Tuesday, June 08, 2010

The Heresies of Bad Liturgy and Ultramontaninism

I refer the reader to two posts on the heresies of bad liturgy and ultramontaninism from one of the more promising new blogs out there.


rick allen said...

I am sometimes disturbed by the common tendency--exaggerated, perhaps, by the existence of blogs on every possible subject--to critique liturgy to the most exquisite lengths.

I certainly care about the beauty of the liturgy, and I don't doubt that I could re-write the current Catholic liturgy to better express my devotional participation in the mass. The trouble is, most everyone else could, too, and we'd all go different directions.

I became Catholic in 1983, in a parish with an organist who trained under Karl Richter, whose choir was made up of semi-prefessional singers, with full polyphonic masses of Palestrina, Buxehude, Hayden, or Mozart, among others, every week. It was quite glorious.

After a few years I got a new job, in a county which had only one Catholic church, whose liturgical music was provided by a very devout young woman with a guitar and a voice that almost stayed on key.

My guess was that God was just trying to make sure that I didn't join the Catholic Church for the music.

My point is that what I find sappy and embarrassing others will experience as making the prayers of the Church accessible. What I find majestic and profound, others will find boring. off-putting and elitist.

I think we are too little aware of the enormous differences that exist and the enormous significance attributed, in our culture, to music, and musical styles. It requires some adjusting. I can put up with folk masses. Thank God nobody's yet (so far as I know) proposed a country-western mass. And I wish that Catholic liturgists could take seriously that bit in Vatican II about Gregorian Chant have "pride of place" in the Church.

But overall, I will love and pray the liturgy because it is the prayer of the Church. I may have my opinions, but it's not my place to dictate, and I think it's terribly sad that some have made the horrendous decision to leave the Church because they couldn't put up with a few sappy songs. What a witness to our steadfastness!

As noted below, I attended an Orthodox liturgy two weeks ago and found the people welcoming and the liturgy positively celestial. I have to admit being envious of your own steadfastness in not monkeying with the liturgy. But my role in the liturgy, in the Church I believe is the Church founded by Christ, is not that of critic, but of supplicant of the Most High God. If I spend my time carping at the music, the innovations, the poor intonation of the priest, the bad translations, I am probably not praying, and it strikes me as somewhat disingenuous to blame that on others.

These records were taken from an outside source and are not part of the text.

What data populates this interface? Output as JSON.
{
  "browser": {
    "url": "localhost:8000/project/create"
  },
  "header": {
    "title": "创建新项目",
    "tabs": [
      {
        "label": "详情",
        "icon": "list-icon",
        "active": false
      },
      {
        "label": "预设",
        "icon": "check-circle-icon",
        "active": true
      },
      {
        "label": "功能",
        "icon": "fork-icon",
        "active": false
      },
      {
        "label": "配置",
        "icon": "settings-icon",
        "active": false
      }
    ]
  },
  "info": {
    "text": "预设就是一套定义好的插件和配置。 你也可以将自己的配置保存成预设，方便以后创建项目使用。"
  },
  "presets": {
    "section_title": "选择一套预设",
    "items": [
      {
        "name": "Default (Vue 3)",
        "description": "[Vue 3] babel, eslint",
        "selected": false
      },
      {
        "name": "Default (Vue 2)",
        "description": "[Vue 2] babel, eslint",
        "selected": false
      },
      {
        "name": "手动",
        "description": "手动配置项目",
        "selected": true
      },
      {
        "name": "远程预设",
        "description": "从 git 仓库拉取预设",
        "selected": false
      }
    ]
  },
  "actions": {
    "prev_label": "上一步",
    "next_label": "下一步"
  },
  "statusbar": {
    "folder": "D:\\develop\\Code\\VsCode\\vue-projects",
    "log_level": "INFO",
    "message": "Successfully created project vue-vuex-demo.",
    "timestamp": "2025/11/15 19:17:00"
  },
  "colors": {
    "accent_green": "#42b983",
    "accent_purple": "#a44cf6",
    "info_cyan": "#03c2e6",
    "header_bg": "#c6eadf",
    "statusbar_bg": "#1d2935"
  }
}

Ed said...

Well said, Mr. Allen. I struggled quite a lot in seminary (as a United Methodist seminarian) with the things that went on in the chapel services. (The services ranged from quasi-Anglican liturgical services to black Baptist fare to "emergent church" services to services where someone "liturgically painted" on a canvass whilst the service was going on.) I stopped going to chapel about halfway through seminary. It was probably the right decision. I struggled with a harsh and judgmental anger toward the things that were going on around me and towards the people that were doing them. Sometimes I'm sure it was my fault, sometimes no doubt heaven knows my issues were founded in just objections. But the point of what I'm trying to say is, whenever I went to chapel and was gripped with feelings of judgmentalism, superiority, or hatred, I certainly was not worshiping, and I knew it.

In the end, it proved impossible for me to reconcile myself to the seminary chapel. I think I won the battle of judging people individually there, but I could never deal with the pretensiousness of the atmosphere, nor with the horrors of "liturgical dancing" and the like. Honestly, there are just some forms (okay, a whole lot of forms) that are inappropriate to Christian worship. The question is where do we draw the line.

I don't know the hearts of the people who left your church because of "sappy songs," but maybe their response was one of revulsion at seeing something that they were sure was sacred made common, desecrated by triviality or some such thing. This was, probably, in the end, the reason I stopped going to chapel (and attended an Anglican Church for "rehab"). ;-)